They didn't have antibiotics. That would be a setback; but then, he'd introduced such medicines to other worlds.
"It's a difficult thing to explain quickly. I have studied the creation and use of natural medicines which help the body fight infection. I have some of these with me, but I would have to teach you how to make more. It's simple enough, really, once you know."
The surgeon seemed uncertain.
"The pain," he said, "would be unbearable. No one could lie still while you opened his leg and reconstructed it."
Obviously they hadn't discovered basic anesthesia, either. That was tougher.
"I have medicines for the pain. Probably the best one for you to use would be ether, which I don't have, but if you have it I can show you how it's used. In essence, though, if the man is asleep he feels no pain, and if the medicine keeps him asleep long enough to complete the surgery and then lets him awaken again, he will be very sore, but he won't feel the pain of the operation itself."
The surgeon stared at the patient, who was looking back and forth between him and Kondor.
"This Shade," the surgeon said, "says he is a doctor and a surgeon, and that he can save both your life and your leg, or at least that there's a good chance of it. That is more than I can hope; the best I can say is that I can take your leg, and you will probably die, but you might live without the leg. I can tell you that his words sound like he knows what he says. I cannot tell you whether he can save you. But I think you should be asked."
"You're not--" the angry assistant began.
"I am," the surgeon interrupted. "The Shade may know something about medicine we do not know. I will not let my patient die because of my stubbornness."
"What would you do?" the patient asked. "I mean, if you were me?"

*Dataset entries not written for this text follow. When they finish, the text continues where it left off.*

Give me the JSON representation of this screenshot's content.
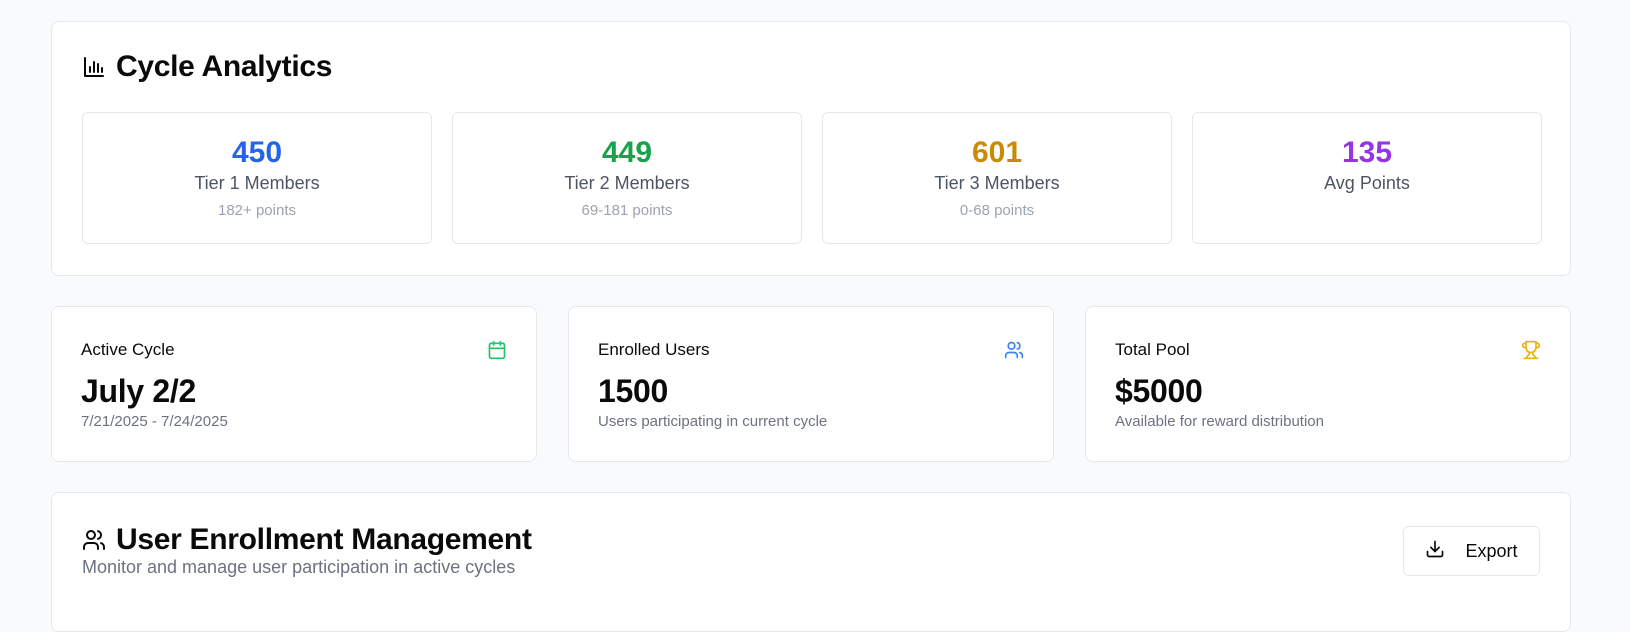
{
  "analytics": {
    "title": "Cycle Analytics",
    "icon": "bar-chart-icon",
    "tiers": [
      {
        "value": "450",
        "label": "Tier 1 Members",
        "sub": "182+ points",
        "color": "#2563eb"
      },
      {
        "value": "449",
        "label": "Tier 2 Members",
        "sub": "69-181 points",
        "color": "#16a34a"
      },
      {
        "value": "601",
        "label": "Tier 3 Members",
        "sub": "0-68 points",
        "color": "#ca8a04"
      },
      {
        "value": "135",
        "label": "Avg Points",
        "sub": "",
        "color": "#9333ea"
      }
    ]
  },
  "stats": [
    {
      "label": "Active Cycle",
      "value": "July 2/2",
      "desc": "7/21/2025 - 7/24/2025",
      "icon": "calendar-icon",
      "color": "#22c55e"
    },
    {
      "label": "Enrolled Users",
      "value": "1500",
      "desc": "Users participating in current cycle",
      "icon": "users-icon",
      "color": "#3b82f6"
    },
    {
      "label": "Total Pool",
      "value": "$5000",
      "desc": "Available for reward distribution",
      "icon": "trophy-icon",
      "color": "#eab308"
    }
  ],
  "enrollment": {
    "title": "User Enrollment Management",
    "description": "Monitor and manage user participation in active cycles",
    "icon": "users-icon",
    "export_label": "Export",
    "export_icon": "download-icon"
  }
}
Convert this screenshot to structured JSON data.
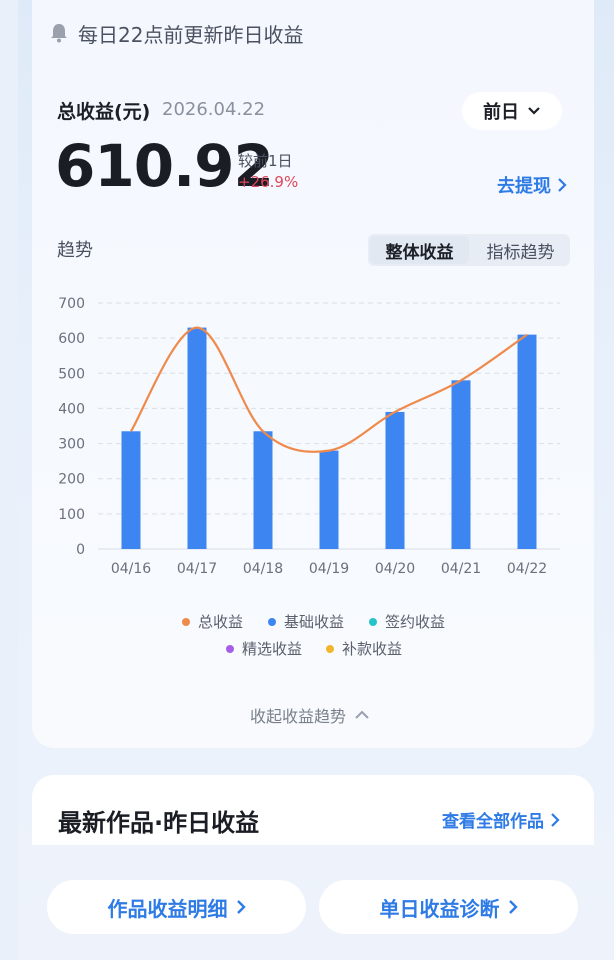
{
  "notice": {
    "text": "每日22点前更新昨日收益"
  },
  "summary": {
    "title": "总收益(元)",
    "date": "2026.04.22",
    "period": "前日",
    "value": "610.92",
    "compare_label": "较前1日",
    "compare_value": "+26.9%",
    "withdraw": "去提现"
  },
  "trend": {
    "label": "趋势",
    "tabs": [
      "整体收益",
      "指标趋势"
    ],
    "active_tab": "整体收益"
  },
  "chart_data": {
    "type": "bar",
    "categories": [
      "04/16",
      "04/17",
      "04/18",
      "04/19",
      "04/20",
      "04/21",
      "04/22"
    ],
    "ylim": [
      0,
      700
    ],
    "yticks": [
      0,
      100,
      200,
      300,
      400,
      500,
      600,
      700
    ],
    "series": [
      {
        "name": "总收益",
        "type": "line",
        "color": "#ef8a4c",
        "values": [
          335,
          630,
          335,
          280,
          390,
          480,
          610
        ]
      },
      {
        "name": "基础收益",
        "type": "bar",
        "color": "#3d86f2",
        "values": [
          335,
          630,
          335,
          280,
          390,
          480,
          610
        ]
      },
      {
        "name": "签约收益",
        "type": "bar",
        "color": "#27c3c9",
        "values": [
          0,
          0,
          0,
          0,
          0,
          0,
          0
        ]
      },
      {
        "name": "精选收益",
        "type": "bar",
        "color": "#a65ee8",
        "values": [
          0,
          0,
          0,
          0,
          0,
          0,
          0
        ]
      },
      {
        "name": "补款收益",
        "type": "bar",
        "color": "#f3b52a",
        "values": [
          0,
          0,
          0,
          0,
          0,
          0,
          0
        ]
      }
    ],
    "grid": true,
    "legend": "bottom"
  },
  "collapse": {
    "label": "收起收益趋势"
  },
  "works": {
    "title": "最新作品·昨日收益",
    "link": "查看全部作品"
  },
  "bottom": {
    "detail": "作品收益明细",
    "diagnose": "单日收益诊断"
  },
  "colors": {
    "accent": "#2e7be6",
    "up": "#e0465a"
  }
}
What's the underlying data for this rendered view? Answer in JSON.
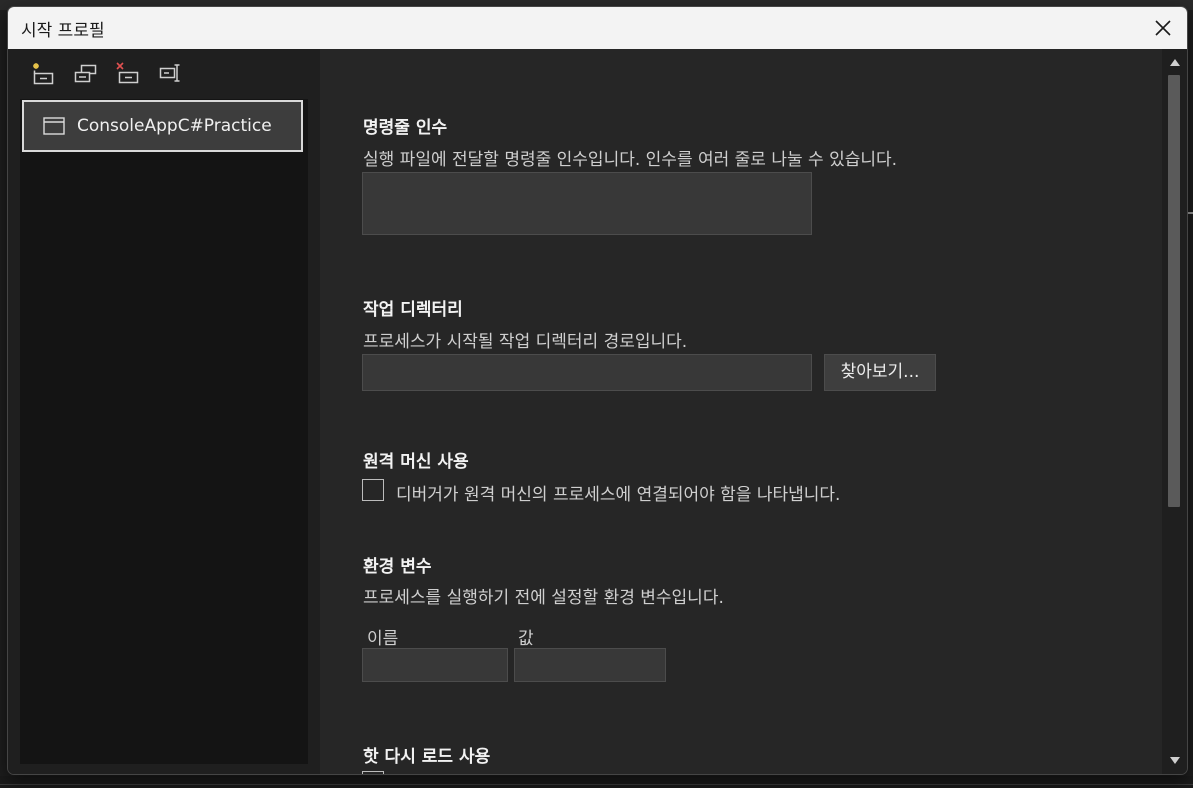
{
  "window": {
    "title": "시작 프로필"
  },
  "toolbar": {
    "buttons": [
      {
        "name": "new-profile-icon"
      },
      {
        "name": "copy-profile-icon"
      },
      {
        "name": "delete-profile-icon"
      },
      {
        "name": "rename-profile-icon"
      }
    ]
  },
  "profiles": {
    "items": [
      {
        "label": "ConsoleAppC#Practice",
        "selected": true
      }
    ]
  },
  "sections": {
    "command_args": {
      "title": "명령줄 인수",
      "description": "실행 파일에 전달할 명령줄 인수입니다. 인수를 여러 줄로 나눌 수 있습니다.",
      "value": ""
    },
    "working_dir": {
      "title": "작업 디렉터리",
      "description": "프로세스가 시작될 작업 디렉터리 경로입니다.",
      "value": "",
      "browse_label": "찾아보기..."
    },
    "remote_machine": {
      "title": "원격 머신 사용",
      "checkbox_label": "디버거가 원격 머신의 프로세스에 연결되어야 함을 나타냅니다.",
      "checked": false
    },
    "env_vars": {
      "title": "환경 변수",
      "description": "프로세스를 실행하기 전에 설정할 환경 변수입니다.",
      "col_name": "이름",
      "col_value": "값"
    },
    "hot_reload": {
      "title": "핫 다시 로드 사용"
    }
  },
  "colors": {
    "accent_new": "#e8c44a",
    "accent_delete": "#e05151",
    "titlebar_bg": "#f3f3f3",
    "content_bg": "#262626"
  }
}
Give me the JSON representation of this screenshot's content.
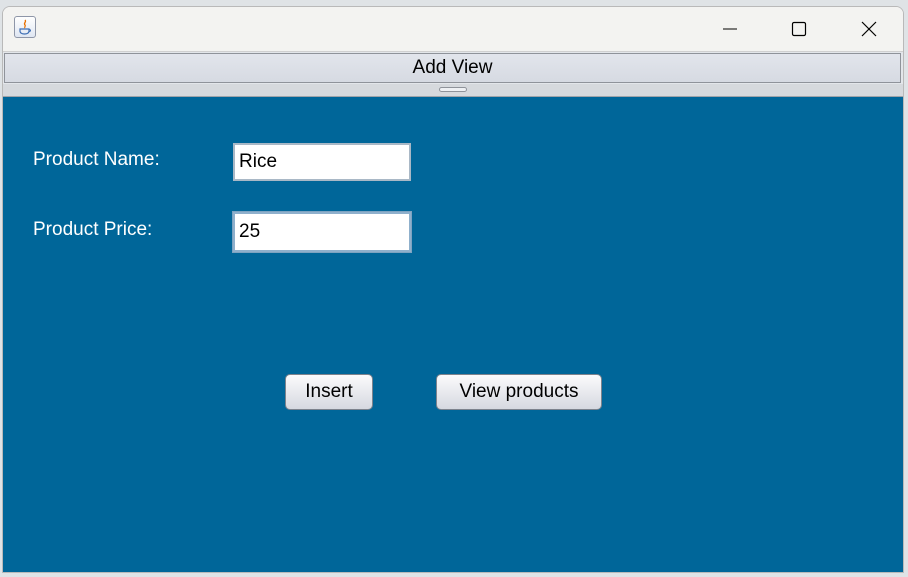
{
  "window": {
    "tab_label": "Add View"
  },
  "form": {
    "name_label": "Product Name:",
    "name_value": "Rice",
    "price_label": "Product Price:",
    "price_value": "25"
  },
  "buttons": {
    "insert_label": "Insert",
    "view_label": "View products"
  },
  "icons": {
    "app": "java-icon",
    "minimize": "minimize-icon",
    "maximize": "maximize-icon",
    "close": "close-icon"
  },
  "colors": {
    "content_bg": "#006699",
    "label_text": "#ffffff"
  }
}
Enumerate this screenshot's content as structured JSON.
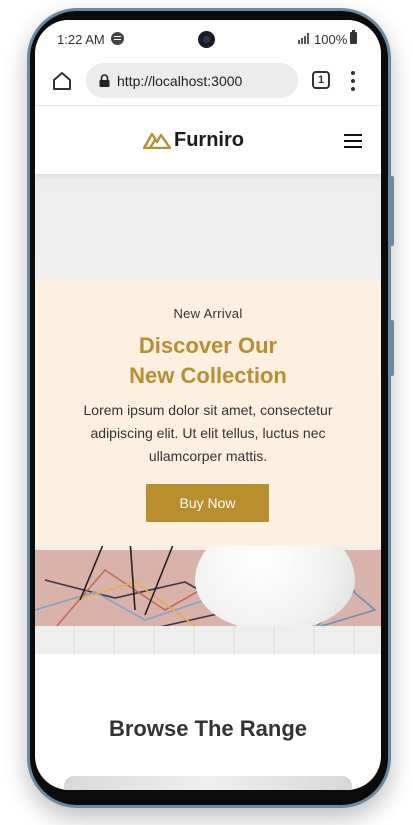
{
  "status_bar": {
    "time": "1:22 AM",
    "battery": "100%"
  },
  "browser": {
    "url": "http://localhost:3000",
    "tab_count": "1"
  },
  "site": {
    "brand": "Furniro",
    "brand_color": "#b88e2f"
  },
  "hero": {
    "eyebrow": "New Arrival",
    "title_line1": "Discover Our",
    "title_line2": "New Collection",
    "description": "Lorem ipsum dolor sit amet, consectetur adipiscing elit. Ut elit tellus, luctus nec ullamcorper mattis.",
    "button_label": "Buy Now",
    "card_color": "#fdf0e1"
  },
  "browse": {
    "title": "Browse The Range"
  }
}
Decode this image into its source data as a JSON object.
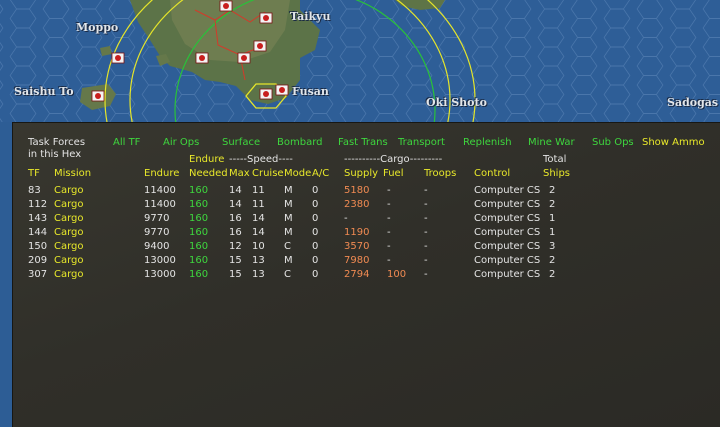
{
  "map": {
    "labels": [
      "Moppo",
      "Taikyu",
      "Saishu To",
      "Fusan",
      "Oki Shoto",
      "Sadogas"
    ]
  },
  "panel": {
    "title_line1": "Task Forces",
    "title_line2": "in this Hex",
    "filters": [
      "All TF",
      "Air Ops",
      "Surface",
      "Bombard",
      "Fast Trans",
      "Transport",
      "Replenish",
      "Mine War",
      "Sub Ops"
    ],
    "show_ammo": "Show Ammo",
    "group_headers": {
      "endure": "Endure",
      "speed": "-----Speed----",
      "cargo": "----------Cargo---------",
      "total": "Total"
    },
    "columns": {
      "tf": "TF",
      "mission": "Mission",
      "endure": "Endure",
      "needed": "Needed",
      "max": "Max",
      "cruise": "Cruise",
      "mode": "Mode",
      "ac": "A/C",
      "supply": "Supply",
      "fuel": "Fuel",
      "troops": "Troops",
      "control": "Control",
      "ships": "Ships"
    },
    "rows": [
      {
        "tf": "83",
        "mission": "Cargo",
        "endure": "11400",
        "needed": "160",
        "max": "14",
        "cruise": "11",
        "mode": "M",
        "ac": "0",
        "supply": "5180",
        "fuel": "-",
        "troops": "-",
        "control": "Computer CS",
        "ships": "2"
      },
      {
        "tf": "112",
        "mission": "Cargo",
        "endure": "11400",
        "needed": "160",
        "max": "14",
        "cruise": "11",
        "mode": "M",
        "ac": "0",
        "supply": "2380",
        "fuel": "-",
        "troops": "-",
        "control": "Computer CS",
        "ships": "2"
      },
      {
        "tf": "143",
        "mission": "Cargo",
        "endure": "9770",
        "needed": "160",
        "max": "16",
        "cruise": "14",
        "mode": "M",
        "ac": "0",
        "supply": "-",
        "fuel": "-",
        "troops": "-",
        "control": "Computer CS",
        "ships": "1"
      },
      {
        "tf": "144",
        "mission": "Cargo",
        "endure": "9770",
        "needed": "160",
        "max": "16",
        "cruise": "14",
        "mode": "M",
        "ac": "0",
        "supply": "1190",
        "fuel": "-",
        "troops": "-",
        "control": "Computer CS",
        "ships": "1"
      },
      {
        "tf": "150",
        "mission": "Cargo",
        "endure": "9400",
        "needed": "160",
        "max": "12",
        "cruise": "10",
        "mode": "C",
        "ac": "0",
        "supply": "3570",
        "fuel": "-",
        "troops": "-",
        "control": "Computer CS",
        "ships": "3"
      },
      {
        "tf": "209",
        "mission": "Cargo",
        "endure": "13000",
        "needed": "160",
        "max": "15",
        "cruise": "13",
        "mode": "M",
        "ac": "0",
        "supply": "7980",
        "fuel": "-",
        "troops": "-",
        "control": "Computer CS",
        "ships": "2"
      },
      {
        "tf": "307",
        "mission": "Cargo",
        "endure": "13000",
        "needed": "160",
        "max": "15",
        "cruise": "13",
        "mode": "C",
        "ac": "0",
        "supply": "2794",
        "fuel": "100",
        "troops": "-",
        "control": "Computer CS",
        "ships": "2"
      }
    ]
  },
  "colors": {
    "link_green": "#3ed63e",
    "mission_yellow": "#e8e82a",
    "supply_orange": "#f08a52",
    "panel_bg": "#33322c",
    "sea": "#2d5d95"
  }
}
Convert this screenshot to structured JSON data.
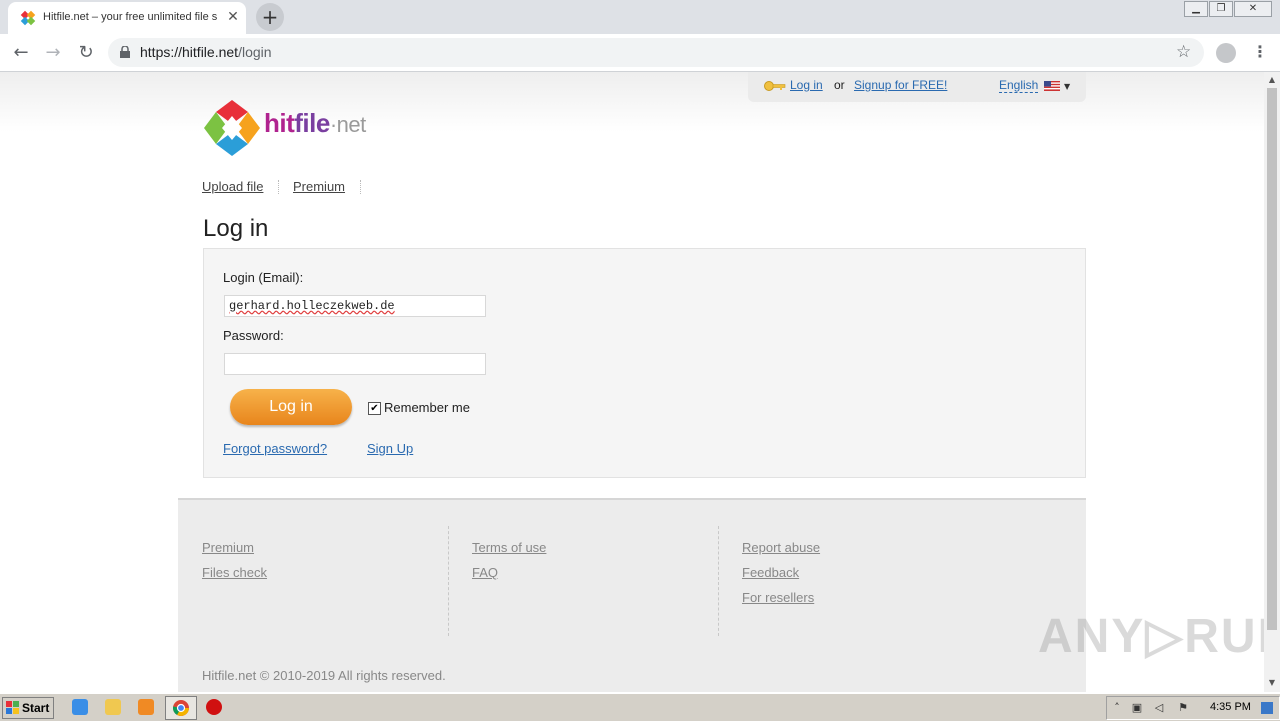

Kondor didn't wait for the others to answer. "I would be very frightened, frankly," he said. "If I had to choose between almost certain death and trusting my life to someone I think is my enemy, I might choose to die. But I would not recommend that to someone else; I think people should choose to live, if the choice is offered.
The surgeon spoke after a moment. "I've never been in your place," he said, "so I can't say what I would do. But if a man offered to save my life, and I believed he might be able to do it, and my chance to live otherwise were as slim as yours seems to be, I would take his help."
"Even if he's a demon?" the angry man said.
"Would you like to see my blood?" Kondor answered. "You'll find it's the same color as yours. If you knew enough to be able to study it, you'd find it's pretty much the same blood as yours. If you prefer, you can go ask my white companion about my abilities and my integrity; but you're losing time."
The man on the table fell back. "Do it," he said.
The surgeon said, "What do you need from us?"
The angry man shouted, "I can't believe this."
"Stand down, corpsman. It is my decision, and I will take responsibility for it. Write it up, if you wish; but be certain to include that I did not think the patient could be saved."
"You are dismissed, corpsman. You may return to your quarters."
"No, sir," he said. "If this is going to be done, I'm going to watch."
The surgeon smiled. "Indeed, we may all learn something." Then he turned back to Kondor. "What do you need?"
"I need to retrieve my medical gear from my tent; that should take me a couple minutes. I need everyone who is going to be in this tent during the operation to wash hands thoroughly with soap and clean water up to their elbows, but someone must stay with the patient at all times. If someone can bring me a bucket of clean hot water, soap, and a clean towel, that would be helpful."
"I think we can do that. Corpsman, get the water, and bring soap and a towel, and then go wash up. Nurse, watch the patient while I wash up. I'll then watch while you wash."
Kondor didn't hear if there were additional instructions given; he was already rushing back to his tent to retrieve his gear.
There is a behind-the-writings look at the thoughts, influences, and ideas of this chapter, along with twenty other sequential chapters of this novel, in mark Joseph "young" web log entry #235: Versers Infiltrate. Given a moment, this link should take you directly to the section relevant to this chapter. It may contain spoilers of upcoming chapters.
As to the old stories that have long been here: